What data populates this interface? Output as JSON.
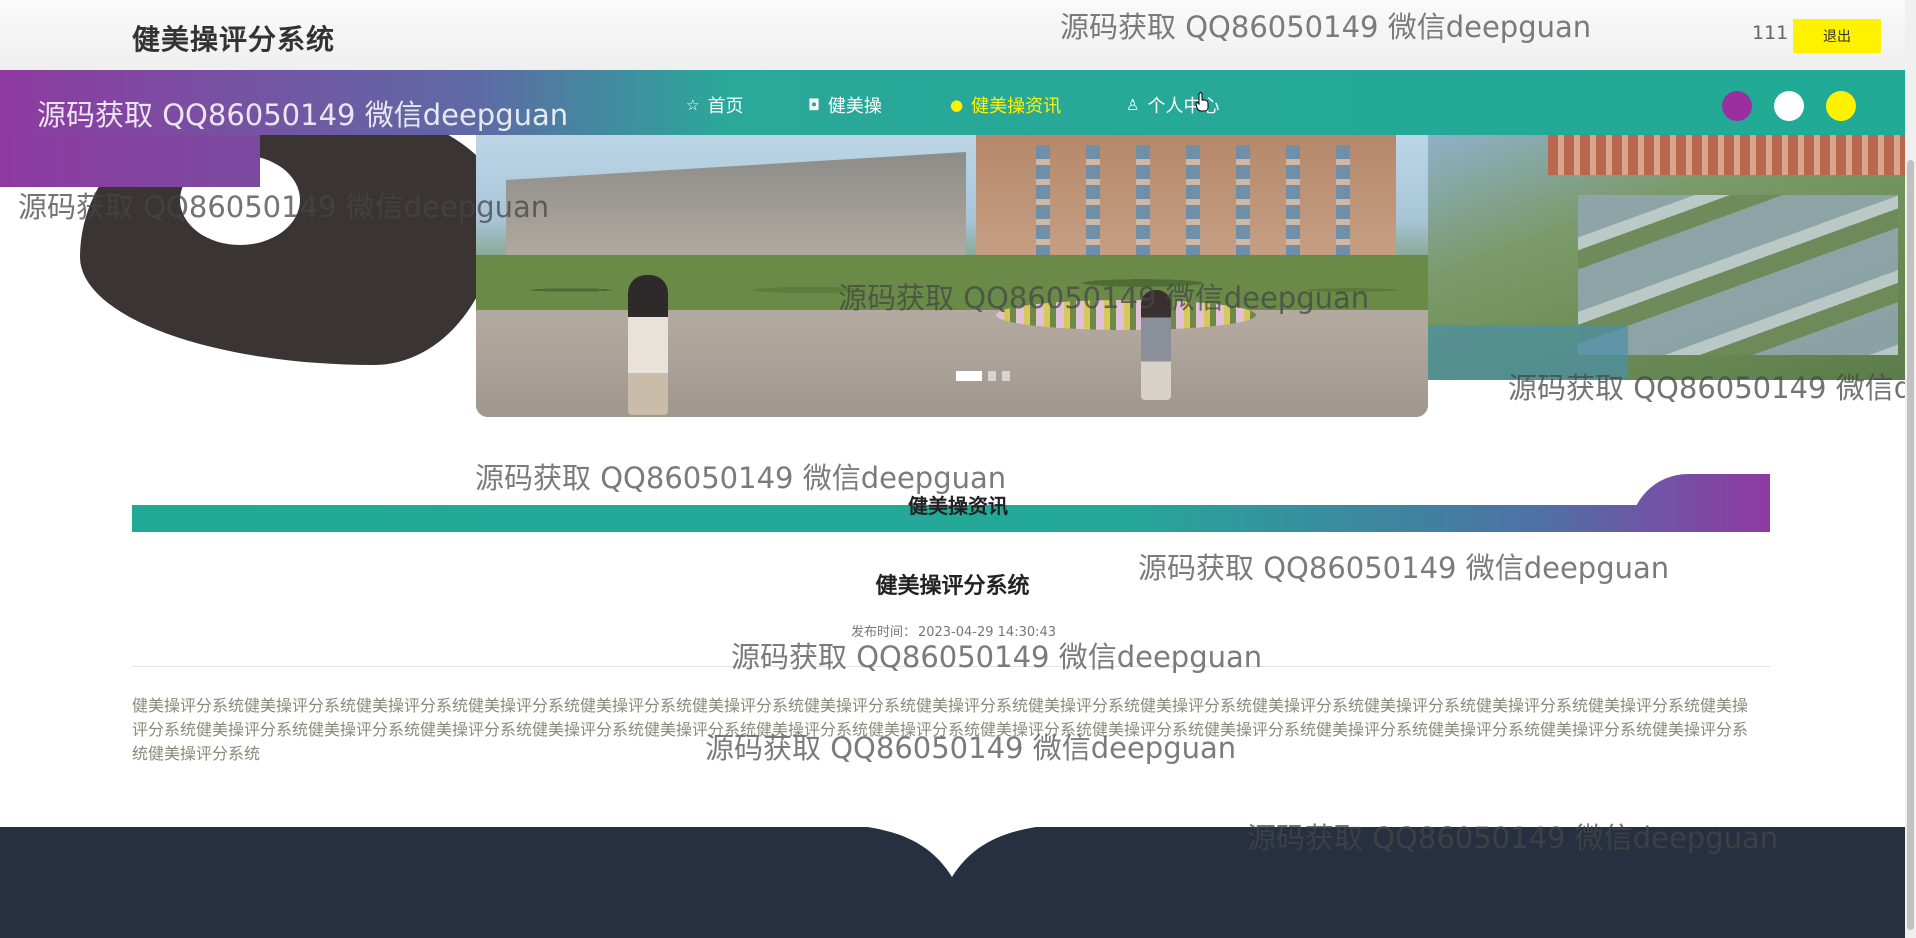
{
  "header": {
    "site_title": "健美操评分系统",
    "username": "111",
    "logout_label": "退出"
  },
  "nav": {
    "items": [
      {
        "icon": "☆",
        "label": "首页"
      },
      {
        "icon": "◘",
        "label": "健美操"
      },
      {
        "icon": "●",
        "label": "健美操资讯"
      },
      {
        "icon": "♙",
        "label": "个人中心"
      }
    ],
    "active_index": 2
  },
  "theme_swatches": [
    "#9b2fa0",
    "#ffffff",
    "#fff200"
  ],
  "carousel": {
    "slide_count": 3,
    "active_index": 0
  },
  "section": {
    "title": "健美操资讯"
  },
  "article": {
    "title": "健美操评分系统",
    "meta_label": "发布时间：",
    "publish_time": "2023-04-29 14:30:43",
    "body": "健美操评分系统健美操评分系统健美操评分系统健美操评分系统健美操评分系统健美操评分系统健美操评分系统健美操评分系统健美操评分系统健美操评分系统健美操评分系统健美操评分系统健美操评分系统健美操评分系统健美操评分系统健美操评分系统健美操评分系统健美操评分系统健美操评分系统健美操评分系统健美操评分系统健美操评分系统健美操评分系统健美操评分系统健美操评分系统健美操评分系统健美操评分系统健美操评分系统健美操评分系统健美操评分系统"
  },
  "watermark": {
    "text": "源码获取 QQ86050149 微信deepguan"
  },
  "colors": {
    "accent_teal": "#20aa96",
    "accent_purple": "#8e3aa0",
    "accent_yellow": "#fff200",
    "footer": "#263040"
  }
}
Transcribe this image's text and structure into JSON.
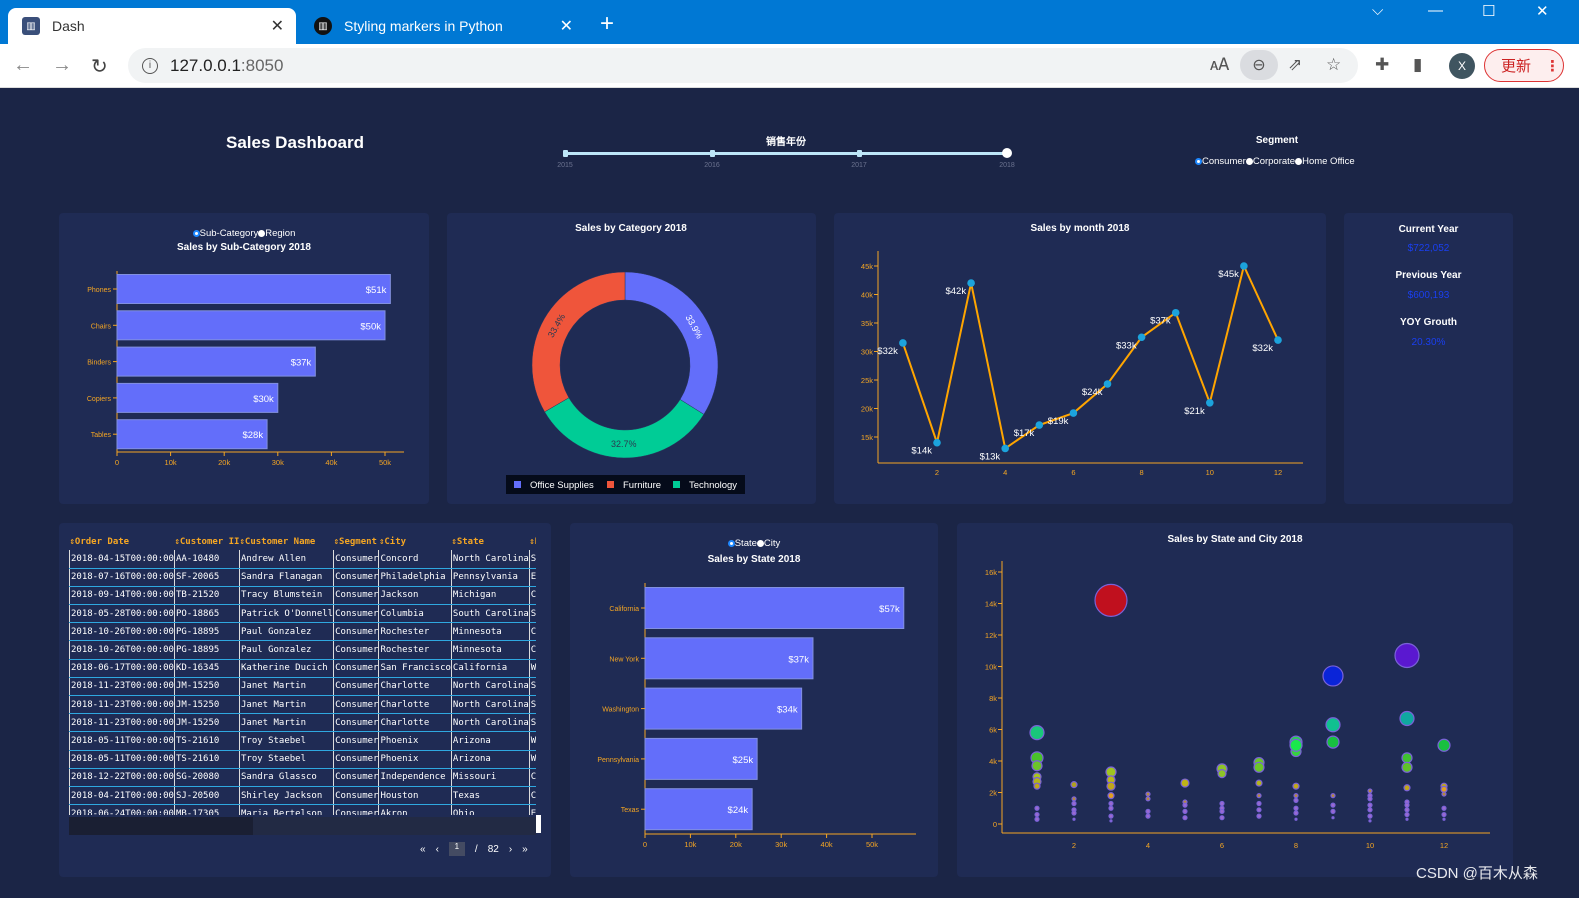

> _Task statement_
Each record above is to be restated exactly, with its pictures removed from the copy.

> _Response to the task_
What data populates this interface? Output as JSON.
{
  "header": {
    "site_title": "健美操评分系统",
    "username": "111",
    "logout_label": "退出"
  },
  "nav": {
    "items": [
      {
        "icon": "☆",
        "label": "首页"
      },
      {
        "icon": "◘",
        "label": "健美操"
      },
      {
        "icon": "●",
        "label": "健美操资讯"
      },
      {
        "icon": "♙",
        "label": "个人中心"
      }
    ],
    "active_index": 2
  },
  "theme_swatches": [
    "#9b2fa0",
    "#ffffff",
    "#fff200"
  ],
  "carousel": {
    "slide_count": 3,
    "active_index": 0
  },
  "section": {
    "title": "健美操资讯"
  },
  "article": {
    "title": "健美操评分系统",
    "meta_label": "发布时间：",
    "publish_time": "2023-04-29 14:30:43",
    "body": "健美操评分系统健美操评分系统健美操评分系统健美操评分系统健美操评分系统健美操评分系统健美操评分系统健美操评分系统健美操评分系统健美操评分系统健美操评分系统健美操评分系统健美操评分系统健美操评分系统健美操评分系统健美操评分系统健美操评分系统健美操评分系统健美操评分系统健美操评分系统健美操评分系统健美操评分系统健美操评分系统健美操评分系统健美操评分系统健美操评分系统健美操评分系统健美操评分系统健美操评分系统健美操评分系统"
  },
  "watermark": {
    "text": "源码获取 QQ86050149 微信deepguan"
  },
  "colors": {
    "accent_teal": "#20aa96",
    "accent_purple": "#8e3aa0",
    "accent_yellow": "#fff200",
    "footer": "#263040"
  }
}
Transcribe this image's text and structure into JSON.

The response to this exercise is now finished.